urban institute nonprofit social and economic policy research

Resilient Children in Distressed Neighborhoods

Evidence from the HOPE VI Panel Study

Read complete document: PDF


PrintPrint this page
Share:
Share on Facebook Share on Twitter Share on LinkedIn Share on Digg Share on Reddit
| Email this pageE-mail
Document date: February 07, 2005
Released online: February 07, 2005

Brief #7 from the series Metropolitan Housing and Communities: A Roof Over Their Heads

The nonpartisan Urban Institute publishes studies, reports, and books on timely topics worthy of public consideration. The views expressed are those of the authors and should not be attributed to the Urban Institute, its trustees, or its funders.

Note: This report is available in its entirety in the Portable Document Format (PDF).


The HOPE VI program (see page 7) targets the nation's most distressed public housing— impoverished communities with substandard housing and extreme levels of drug trafficking and violent crime. Children growing up in these environments confront numerous obstacles, including a social world dominated by the drug economy, bad schools, and, frequently, parents coping with problems of their own. These obstacles place them at risk for serious consequences including developmental delays, behavior problems, and poor school outcomes (Brooks-Gunn, Duncan, and Aber 1997; Leventhal and Brooks-Gunn 2000). Children in HOPE VI sites face the additional hurdle of involuntary relocation, which can disrupt academic achievement and increase behavior problems, especially if children are forced to change schools mid-year (Leventhal and Brooks-Gunn 2003; Hartmann 2002; Wood et al. 1993).

The HOPE VI Panel Study tracks outcomes for original residents at five sites where redevelopment activities began in 2001 (see page 7). A primary goal of the HOPE VI program is to improve residents' living environment.
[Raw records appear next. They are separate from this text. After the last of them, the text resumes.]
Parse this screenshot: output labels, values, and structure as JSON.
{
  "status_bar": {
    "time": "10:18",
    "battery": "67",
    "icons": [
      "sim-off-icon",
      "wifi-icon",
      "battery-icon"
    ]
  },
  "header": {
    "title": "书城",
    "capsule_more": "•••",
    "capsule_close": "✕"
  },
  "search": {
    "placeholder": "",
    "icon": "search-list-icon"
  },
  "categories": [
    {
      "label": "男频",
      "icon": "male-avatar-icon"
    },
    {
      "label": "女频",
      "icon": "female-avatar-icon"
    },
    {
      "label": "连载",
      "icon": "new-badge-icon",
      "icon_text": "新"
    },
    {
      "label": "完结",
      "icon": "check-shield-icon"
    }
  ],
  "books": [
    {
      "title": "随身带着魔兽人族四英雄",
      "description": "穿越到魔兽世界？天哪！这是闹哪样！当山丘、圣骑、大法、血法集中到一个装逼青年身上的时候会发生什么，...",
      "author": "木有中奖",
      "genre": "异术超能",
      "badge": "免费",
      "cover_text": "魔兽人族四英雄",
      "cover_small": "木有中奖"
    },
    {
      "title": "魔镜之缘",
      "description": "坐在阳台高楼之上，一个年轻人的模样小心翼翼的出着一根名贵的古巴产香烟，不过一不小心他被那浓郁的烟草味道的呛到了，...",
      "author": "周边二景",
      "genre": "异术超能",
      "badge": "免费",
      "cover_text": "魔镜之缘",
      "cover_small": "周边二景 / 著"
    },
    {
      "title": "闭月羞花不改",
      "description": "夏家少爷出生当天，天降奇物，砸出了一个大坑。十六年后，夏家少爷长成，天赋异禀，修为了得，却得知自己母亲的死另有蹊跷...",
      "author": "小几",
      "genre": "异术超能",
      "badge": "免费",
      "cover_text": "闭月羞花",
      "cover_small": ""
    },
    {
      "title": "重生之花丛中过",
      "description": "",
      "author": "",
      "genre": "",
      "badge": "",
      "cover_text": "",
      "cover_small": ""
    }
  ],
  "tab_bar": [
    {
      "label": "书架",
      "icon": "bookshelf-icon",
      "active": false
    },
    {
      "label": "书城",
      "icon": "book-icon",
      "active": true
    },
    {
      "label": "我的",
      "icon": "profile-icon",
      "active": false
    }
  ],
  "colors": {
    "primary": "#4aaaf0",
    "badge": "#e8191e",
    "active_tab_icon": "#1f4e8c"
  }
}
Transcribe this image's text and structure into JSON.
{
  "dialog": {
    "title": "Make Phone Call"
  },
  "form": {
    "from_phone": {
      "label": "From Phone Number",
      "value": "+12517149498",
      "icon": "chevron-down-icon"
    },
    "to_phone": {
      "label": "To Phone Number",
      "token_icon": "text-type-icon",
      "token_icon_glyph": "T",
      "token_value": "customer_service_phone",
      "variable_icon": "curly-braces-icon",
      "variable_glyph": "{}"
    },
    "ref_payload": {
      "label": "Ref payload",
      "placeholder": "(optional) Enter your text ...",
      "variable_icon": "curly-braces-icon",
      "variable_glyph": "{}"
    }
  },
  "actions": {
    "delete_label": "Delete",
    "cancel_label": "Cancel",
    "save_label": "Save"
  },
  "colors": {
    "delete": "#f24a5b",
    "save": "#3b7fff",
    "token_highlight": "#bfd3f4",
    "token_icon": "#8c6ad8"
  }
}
The program can profoundly affect the lives of children, who are the most vulnerable residents of distressed public housing and particularly likely to suffer from the stress of relocation (Leventhal and Brooks-Gunn 2003). At baseline in 2001, our surveys with residents documented many potential risk factors for HOPE VI Panel Study children—even before relocation. But our in-depth interviews showed that some children were doing surprisingly well, apparently succeeding in school and thriving despite the challenges they faced. In this brief, we explore the factors that help make these children more resilient than others and better able to cope successfully with the obstacles in their environment.


Note: This report is available in its entirety in the Portable Document Format (PDF).



Topics/Tags: | Children and Youth | Housing


Usage and reprints: Most publications may be downloaded free of charge from the web site and may be used and copies made for research, academic, policy or other non-commercial purposes. Proper attribution is required. Posting UI research papers on other websites is permitted subject to prior approval from the Urban Institute—contact publicaffairs@urban.org.

If you are unable to access or print the PDF document please contact us or call the Publications Office at (202) 261-5687.

Disclaimer: The nonpartisan Urban Institute publishes studies, reports, and books on timely topics worthy of public consideration. The views expressed are those of the authors and should not be attributed to the Urban Institute, its trustees, or its funders. Copyright of the written materials contained within the Urban Institute website is owned or controlled by the Urban Institute.

Email this Page